If you are awesome and your partner is awesome, by making kids you make the humanity and the entire world more awesome!
Being a parent is a powerful experience that will satisfy your curiosity in many ways. You will have to assume "heroic responsibility" for your kids. You will get the opportunity to observe how utterly absurd is the "blank slate" theory. You will experience altered states of mind as a result of sleep deprivation. Women get the opportunity to observe the massive impact of hormonal changes on their minds. Parenting is one of the most powerful human trips.
Watching little humans grow up and gain skills is emotionally satisfying. Even more if you can give yourself partial credit for the success.
The book "Selfish Reasons to Have More Kids" was a bit of an influence. The quick summary: People often overestimate the downsides of having children, people often underestimate the upsides of having children, people overestimate the marginal benefit of more labor-intensive methods of parenting, therefore maybe you are underestimating how many children you should have (including underestimating the benefit of tradeoffs where you have more children but use a less-intensive parenting style).
I think choosing to raise a child rather than not will probably make me happier when I'm older, even though it's not very pleasant a lot of the time currently, and there is the constant additional exposure to the risk of terrible tragedy.
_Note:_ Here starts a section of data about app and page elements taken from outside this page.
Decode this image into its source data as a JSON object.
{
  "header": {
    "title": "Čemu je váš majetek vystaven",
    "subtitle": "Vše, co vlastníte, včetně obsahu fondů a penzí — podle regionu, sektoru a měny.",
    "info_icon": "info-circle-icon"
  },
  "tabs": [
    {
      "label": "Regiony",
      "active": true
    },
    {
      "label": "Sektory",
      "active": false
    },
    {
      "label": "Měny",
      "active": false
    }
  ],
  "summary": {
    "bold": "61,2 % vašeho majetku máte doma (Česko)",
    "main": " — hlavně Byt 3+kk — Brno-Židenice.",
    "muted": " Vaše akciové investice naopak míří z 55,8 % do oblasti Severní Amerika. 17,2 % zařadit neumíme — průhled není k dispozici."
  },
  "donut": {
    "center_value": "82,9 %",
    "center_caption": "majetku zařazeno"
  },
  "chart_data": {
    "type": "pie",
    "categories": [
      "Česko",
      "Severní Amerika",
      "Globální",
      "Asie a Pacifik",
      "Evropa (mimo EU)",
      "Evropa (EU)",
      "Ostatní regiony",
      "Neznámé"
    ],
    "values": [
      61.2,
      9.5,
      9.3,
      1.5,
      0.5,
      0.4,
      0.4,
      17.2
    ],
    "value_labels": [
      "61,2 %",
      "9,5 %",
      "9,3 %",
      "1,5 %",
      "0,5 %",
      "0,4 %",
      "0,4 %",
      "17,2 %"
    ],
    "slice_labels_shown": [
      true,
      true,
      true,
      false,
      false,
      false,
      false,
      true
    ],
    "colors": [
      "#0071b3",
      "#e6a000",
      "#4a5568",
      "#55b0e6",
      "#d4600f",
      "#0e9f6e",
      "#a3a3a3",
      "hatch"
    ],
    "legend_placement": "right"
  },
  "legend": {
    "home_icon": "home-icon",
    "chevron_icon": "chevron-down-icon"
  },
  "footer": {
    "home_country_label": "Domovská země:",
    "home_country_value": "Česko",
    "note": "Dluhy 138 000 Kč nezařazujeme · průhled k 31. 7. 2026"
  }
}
It gives me a reliable source of significant responsibility, which overall I value. I like that I'm playing a small part in creating the next generation of humans (and thus in creating the whole set of future humans), I think that's cool, though having children is not the only way to do that.
I think that human beings are very psychologically flexible, and I haven't been persuaded by arguments that it's not the case that the vast majority of human beings have lives worth living. I also am not persuaded by arguments that favor autonomy to the extreme that it's bad to bring someone into existence because they had no choice in the matter. While I don't think this amounts to a moral imperative, I think having children is a good thing, if the quality of parenting is even minimally acceptable. Overall, I think having and raising children is good for parents but primarily it's good for the children (and, indirectly, their descendants).
That's easy: they were there.
You didn't ask about having children, you asked about raising them. I have dumped so much time and money into my nieces and nephews that I should be listed somewhere on the birth certificates.
I will never have biological children of my own for many good reasons, foremost being I have significant mental illness. I'm not about to pass that biological curse onto anyone else.
The main reason is because we (wife and I) find that our well-being is highest when we're around family and having kids is a great way to increase the chance of having family around for the rest of our lives. Yes, there was the well-known short-term hit to our happiness during the kids' youngest years, but we were going for long-term stability for our well-being and life satisfaction. Of course, this wasn't the only reason. We also knew we had the type of marriage that was likely to remain stable/satisfying and we knew we could give our kids' a great start in life. So, it was a good bet that the kids themselves were likely to live healthy, satisfying lives. For us, it was a pretty easy decision, especially once we were able to find our cohort buried in the research on parenthood and life satisfaction.
I've always loved being with kids and wanted my own to raise someday ever since childhood. It just feels like an inherently good and meaningful thing to do for me.
The contraception didn't work and it was too late for abortion (should we choose it as an option)
In the OP, I invited people to submit answers anonymously to be published here.
Pure selfishness, in my case. I see kids as a burden, not a blessing. No doubt these are values picked up from my parents, but they are strong enough to override my biological and social programming. Your mileage may vary.